Your assignment » Return the records verbatim.

--- Input data ---

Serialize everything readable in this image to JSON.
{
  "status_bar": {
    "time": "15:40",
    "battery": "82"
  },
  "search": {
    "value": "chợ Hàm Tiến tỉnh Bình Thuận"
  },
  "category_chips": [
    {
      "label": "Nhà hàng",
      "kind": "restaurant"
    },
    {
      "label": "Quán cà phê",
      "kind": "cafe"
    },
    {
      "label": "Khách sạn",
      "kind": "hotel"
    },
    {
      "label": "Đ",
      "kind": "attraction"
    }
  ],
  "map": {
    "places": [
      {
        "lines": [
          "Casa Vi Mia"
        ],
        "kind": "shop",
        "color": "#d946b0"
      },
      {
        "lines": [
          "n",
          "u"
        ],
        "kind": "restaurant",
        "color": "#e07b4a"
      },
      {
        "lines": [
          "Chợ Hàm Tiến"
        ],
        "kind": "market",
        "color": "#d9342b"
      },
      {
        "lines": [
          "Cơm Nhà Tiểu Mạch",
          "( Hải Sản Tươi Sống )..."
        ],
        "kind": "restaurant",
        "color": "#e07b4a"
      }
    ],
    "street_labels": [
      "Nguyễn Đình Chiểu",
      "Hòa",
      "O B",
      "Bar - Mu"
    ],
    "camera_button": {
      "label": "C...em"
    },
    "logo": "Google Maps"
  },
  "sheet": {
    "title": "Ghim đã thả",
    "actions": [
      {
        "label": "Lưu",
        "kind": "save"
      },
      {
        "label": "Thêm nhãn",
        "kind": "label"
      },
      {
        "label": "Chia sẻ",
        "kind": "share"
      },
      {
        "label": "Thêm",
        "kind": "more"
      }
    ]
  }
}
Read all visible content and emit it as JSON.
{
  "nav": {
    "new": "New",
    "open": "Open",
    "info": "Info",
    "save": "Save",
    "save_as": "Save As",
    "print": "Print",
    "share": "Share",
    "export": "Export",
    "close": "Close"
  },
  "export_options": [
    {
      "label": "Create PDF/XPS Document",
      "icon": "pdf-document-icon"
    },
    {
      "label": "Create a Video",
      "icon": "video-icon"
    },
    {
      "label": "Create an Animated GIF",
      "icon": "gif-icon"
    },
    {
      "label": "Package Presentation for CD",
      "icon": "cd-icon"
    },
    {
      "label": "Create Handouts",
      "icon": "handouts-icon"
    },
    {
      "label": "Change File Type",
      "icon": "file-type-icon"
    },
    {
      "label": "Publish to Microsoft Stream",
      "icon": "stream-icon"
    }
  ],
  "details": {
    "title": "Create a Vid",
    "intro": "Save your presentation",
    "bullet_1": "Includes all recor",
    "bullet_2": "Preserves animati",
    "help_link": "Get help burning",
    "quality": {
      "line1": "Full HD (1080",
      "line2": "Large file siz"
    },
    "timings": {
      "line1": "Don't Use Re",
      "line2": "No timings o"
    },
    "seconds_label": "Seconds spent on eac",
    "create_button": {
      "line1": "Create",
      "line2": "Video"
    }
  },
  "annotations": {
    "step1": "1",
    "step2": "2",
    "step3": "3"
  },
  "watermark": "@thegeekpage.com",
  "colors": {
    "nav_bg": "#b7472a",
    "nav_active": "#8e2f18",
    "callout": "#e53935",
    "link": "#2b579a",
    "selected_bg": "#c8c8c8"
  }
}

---

Solution »
Serialize everything readable in this image to JSON.
{
  "status_bar": {
    "time": "15:40",
    "battery": "82"
  },
  "search": {
    "value": "chợ Hàm Tiến tỉnh Bình Thuận"
  },
  "category_chips": [
    {
      "label": "Nhà hàng",
      "kind": "restaurant"
    },
    {
      "label": "Quán cà phê",
      "kind": "cafe"
    },
    {
      "label": "Khách sạn",
      "kind": "hotel"
    },
    {
      "label": "Đ",
      "kind": "attraction"
    }
  ],
  "map": {
    "places": [
      {
        "lines": [
          "Casa Vi Mia"
        ],
        "kind": "shop",
        "color": "#d946b0"
      },
      {
        "lines": [
          "n",
          "u"
        ],
        "kind": "restaurant",
        "color": "#e07b4a"
      },
      {
        "lines": [
          "Chợ Hàm Tiến"
        ],
        "kind": "market",
        "color": "#d9342b"
      },
      {
        "lines": [
          "Cơm Nhà Tiểu Mạch",
          "( Hải Sản Tươi Sống )..."
        ],
        "kind": "restaurant",
        "color": "#e07b4a"
      }
    ],
    "street_labels": [
      "Nguyễn Đình Chiểu",
      "Hòa",
      "O B",
      "Bar - Mu"
    ],
    "camera_button": {
      "label": "C...em"
    },
    "logo": "Google Maps"
  },
  "sheet": {
    "title": "Ghim đã thả",
    "actions": [
      {
        "label": "Lưu",
        "kind": "save"
      },
      {
        "label": "Thêm nhãn",
        "kind": "label"
      },
      {
        "label": "Chia sẻ",
        "kind": "share"
      },
      {
        "label": "Thêm",
        "kind": "more"
      }
    ]
  }
}
Read all visible content and emit it as JSON.
{
  "nav": {
    "new": "New",
    "open": "Open",
    "info": "Info",
    "save": "Save",
    "save_as": "Save As",
    "print": "Print",
    "share": "Share",
    "export": "Export",
    "close": "Close"
  },
  "export_options": [
    {
      "label": "Create PDF/XPS Document",
      "icon": "pdf-document-icon"
    },
    {
      "label": "Create a Video",
      "icon": "video-icon"
    },
    {
      "label": "Create an Animated GIF",
      "icon": "gif-icon"
    },
    {
      "label": "Package Presentation for CD",
      "icon": "cd-icon"
    },
    {
      "label": "Create Handouts",
      "icon": "handouts-icon"
    },
    {
      "label": "Change File Type",
      "icon": "file-type-icon"
    },
    {
      "label": "Publish to Microsoft Stream",
      "icon": "stream-icon"
    }
  ],
  "details": {
    "title": "Create a Vid",
    "intro": "Save your presentation",
    "bullet_1": "Includes all recor",
    "bullet_2": "Preserves animati",
    "help_link": "Get help burning",
    "quality": {
      "line1": "Full HD (1080",
      "line2": "Large file siz"
    },
    "timings": {
      "line1": "Don't Use Re",
      "line2": "No timings o"
    },
    "seconds_label": "Seconds spent on eac",
    "create_button": {
      "line1": "Create",
      "line2": "Video"
    }
  },
  "annotations": {
    "step1": "1",
    "step2": "2",
    "step3": "3"
  },
  "watermark": "@thegeekpage.com",
  "colors": {
    "nav_bg": "#b7472a",
    "nav_active": "#8e2f18",
    "callout": "#e53935",
    "link": "#2b579a",
    "selected_bg": "#c8c8c8"
  }
}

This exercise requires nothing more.